#### TASK GOAL
Each record below is to be output unchanged, and any picture is to be dropped.

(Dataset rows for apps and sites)
^^^^^^^^

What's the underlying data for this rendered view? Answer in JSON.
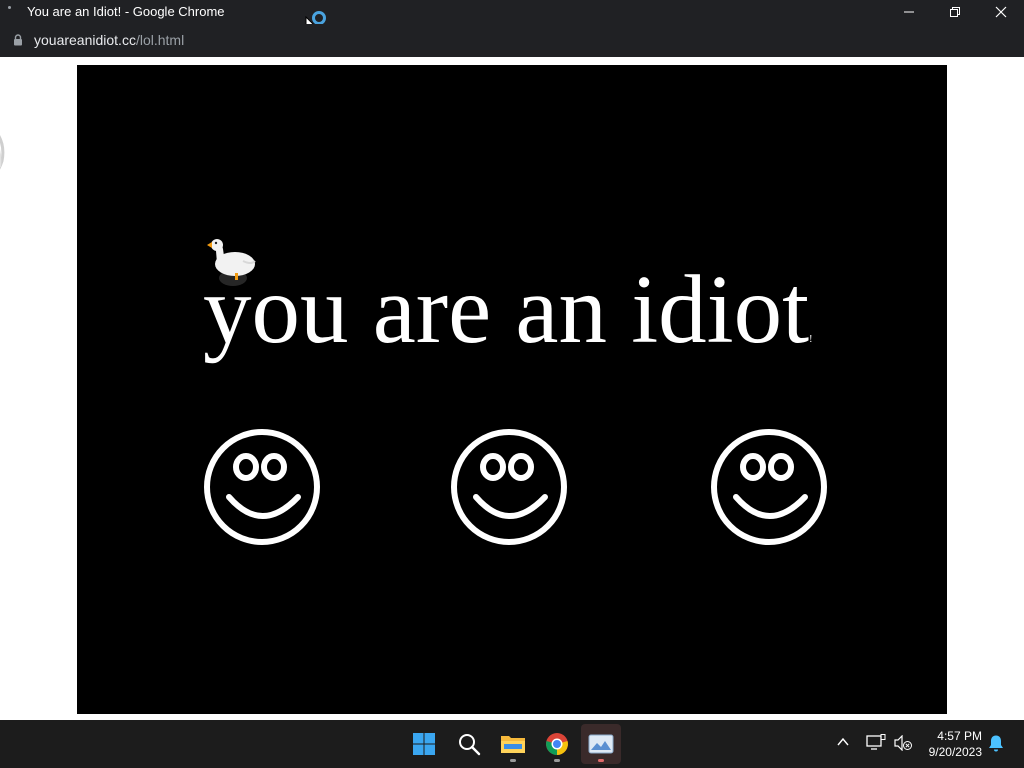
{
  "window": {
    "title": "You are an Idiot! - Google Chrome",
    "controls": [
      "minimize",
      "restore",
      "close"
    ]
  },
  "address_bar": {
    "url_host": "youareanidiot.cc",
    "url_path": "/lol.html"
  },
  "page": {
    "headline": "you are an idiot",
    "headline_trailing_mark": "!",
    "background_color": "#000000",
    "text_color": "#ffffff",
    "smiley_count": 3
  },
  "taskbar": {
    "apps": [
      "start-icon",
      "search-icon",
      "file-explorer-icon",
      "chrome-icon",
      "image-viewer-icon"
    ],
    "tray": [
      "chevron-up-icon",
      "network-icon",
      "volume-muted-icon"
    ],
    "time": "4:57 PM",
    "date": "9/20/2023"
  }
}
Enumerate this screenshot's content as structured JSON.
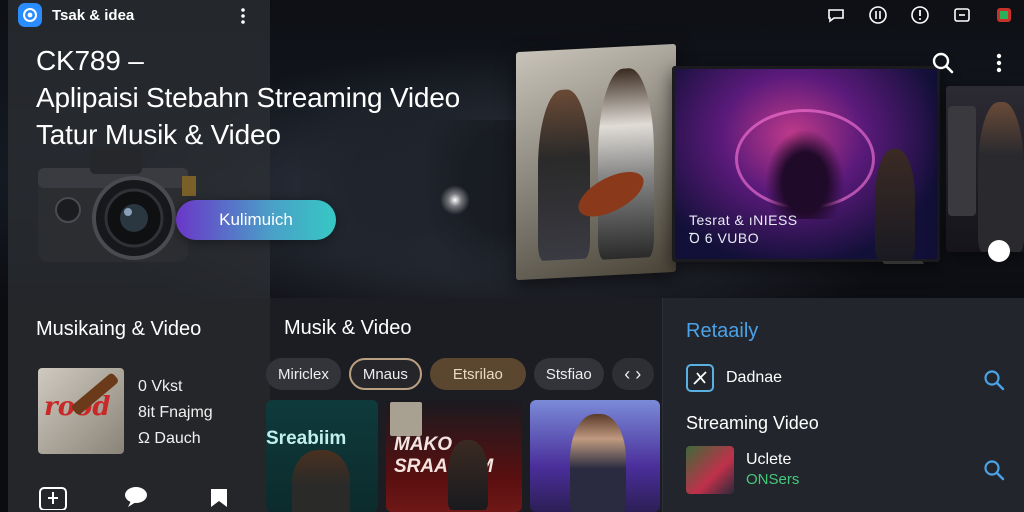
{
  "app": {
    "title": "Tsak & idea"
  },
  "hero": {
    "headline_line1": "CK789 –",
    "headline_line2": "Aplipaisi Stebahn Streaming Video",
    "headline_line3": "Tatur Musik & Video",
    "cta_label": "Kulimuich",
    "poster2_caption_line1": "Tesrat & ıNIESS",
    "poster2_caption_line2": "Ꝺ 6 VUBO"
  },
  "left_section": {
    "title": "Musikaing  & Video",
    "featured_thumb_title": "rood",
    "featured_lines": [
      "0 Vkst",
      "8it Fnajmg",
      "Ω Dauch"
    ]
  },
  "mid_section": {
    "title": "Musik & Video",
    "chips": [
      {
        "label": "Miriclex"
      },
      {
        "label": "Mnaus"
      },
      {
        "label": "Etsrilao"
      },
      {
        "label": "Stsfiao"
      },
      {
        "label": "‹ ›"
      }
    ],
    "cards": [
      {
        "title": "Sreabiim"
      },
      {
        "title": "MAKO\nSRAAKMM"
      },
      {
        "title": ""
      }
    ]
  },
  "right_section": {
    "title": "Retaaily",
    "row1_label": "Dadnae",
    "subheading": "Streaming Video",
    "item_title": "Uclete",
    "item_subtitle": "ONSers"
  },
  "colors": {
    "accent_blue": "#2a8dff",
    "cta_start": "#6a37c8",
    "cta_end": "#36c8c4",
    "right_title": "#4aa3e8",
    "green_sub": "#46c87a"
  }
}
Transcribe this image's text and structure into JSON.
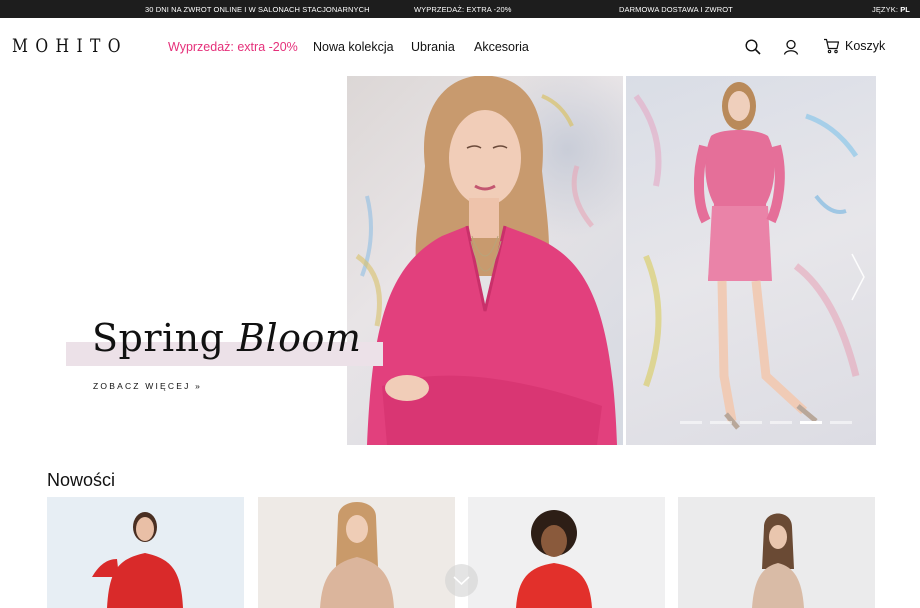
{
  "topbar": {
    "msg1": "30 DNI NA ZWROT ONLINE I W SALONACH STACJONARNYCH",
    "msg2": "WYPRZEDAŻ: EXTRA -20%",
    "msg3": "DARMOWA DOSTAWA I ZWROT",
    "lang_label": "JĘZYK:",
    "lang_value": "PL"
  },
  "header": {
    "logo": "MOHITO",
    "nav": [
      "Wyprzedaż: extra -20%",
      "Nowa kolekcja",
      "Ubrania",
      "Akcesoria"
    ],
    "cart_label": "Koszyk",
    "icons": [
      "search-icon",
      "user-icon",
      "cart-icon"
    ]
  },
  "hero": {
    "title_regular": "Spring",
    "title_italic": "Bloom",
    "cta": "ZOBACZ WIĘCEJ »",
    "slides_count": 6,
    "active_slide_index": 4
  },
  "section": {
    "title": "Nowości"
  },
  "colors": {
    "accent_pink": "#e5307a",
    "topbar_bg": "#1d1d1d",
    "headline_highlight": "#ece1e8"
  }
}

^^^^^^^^

#### WRITTEN SOLUTION
What's the underlying data for this rendered view? Answer in JSON.
{
  "window": {
    "title": "You are an Idiot! - Google Chrome",
    "controls": [
      "minimize",
      "restore",
      "close"
    ]
  },
  "address_bar": {
    "url_host": "youareanidiot.cc",
    "url_path": "/lol.html"
  },
  "page": {
    "headline": "you are an idiot",
    "headline_trailing_mark": "!",
    "background_color": "#000000",
    "text_color": "#ffffff",
    "smiley_count": 3
  },
  "taskbar": {
    "apps": [
      "start-icon",
      "search-icon",
      "file-explorer-icon",
      "chrome-icon",
      "image-viewer-icon"
    ],
    "tray": [
      "chevron-up-icon",
      "network-icon",
      "volume-muted-icon"
    ],
    "time": "4:57 PM",
    "date": "9/20/2023"
  }
}
Enumerate this screenshot's content as structured JSON.
{
  "app": {
    "title": "Tsak & idea"
  },
  "hero": {
    "headline_line1": "CK789 –",
    "headline_line2": "Aplipaisi Stebahn Streaming Video",
    "headline_line3": "Tatur Musik & Video",
    "cta_label": "Kulimuich",
    "poster2_caption_line1": "Tesrat & ıNIESS",
    "poster2_caption_line2": "Ꝺ 6 VUBO"
  },
  "left_section": {
    "title": "Musikaing  & Video",
    "featured_thumb_title": "rood",
    "featured_lines": [
      "0 Vkst",
      "8it Fnajmg",
      "Ω Dauch"
    ]
  },
  "mid_section": {
    "title": "Musik & Video",
    "chips": [
      {
        "label": "Miriclex"
      },
      {
        "label": "Mnaus"
      },
      {
        "label": "Etsrilao"
      },
      {
        "label": "Stsfiao"
      },
      {
        "label": "‹ ›"
      }
    ],
    "cards": [
      {
        "title": "Sreabiim"
      },
      {
        "title": "MAKO\nSRAAKMM"
      },
      {
        "title": ""
      }
    ]
  },
  "right_section": {
    "title": "Retaaily",
    "row1_label": "Dadnae",
    "subheading": "Streaming Video",
    "item_title": "Uclete",
    "item_subtitle": "ONSers"
  },
  "colors": {
    "accent_blue": "#2a8dff",
    "cta_start": "#6a37c8",
    "cta_end": "#36c8c4",
    "right_title": "#4aa3e8",
    "green_sub": "#46c87a"
  }
}
Transcribe this image's text and structure into JSON.
{
  "topbar": {
    "msg1": "30 DNI NA ZWROT ONLINE I W SALONACH STACJONARNYCH",
    "msg2": "WYPRZEDAŻ: EXTRA -20%",
    "msg3": "DARMOWA DOSTAWA I ZWROT",
    "lang_label": "JĘZYK:",
    "lang_value": "PL"
  },
  "header": {
    "logo": "MOHITO",
    "nav": [
      "Wyprzedaż: extra -20%",
      "Nowa kolekcja",
      "Ubrania",
      "Akcesoria"
    ],
    "cart_label": "Koszyk",
    "icons": [
      "search-icon",
      "user-icon",
      "cart-icon"
    ]
  },
  "hero": {
    "title_regular": "Spring",
    "title_italic": "Bloom",
    "cta": "ZOBACZ WIĘCEJ »",
    "slides_count": 6,
    "active_slide_index": 4
  },
  "section": {
    "title": "Nowości"
  },
  "colors": {
    "accent_pink": "#e5307a",
    "topbar_bg": "#1d1d1d",
    "headline_highlight": "#ece1e8"
  }
}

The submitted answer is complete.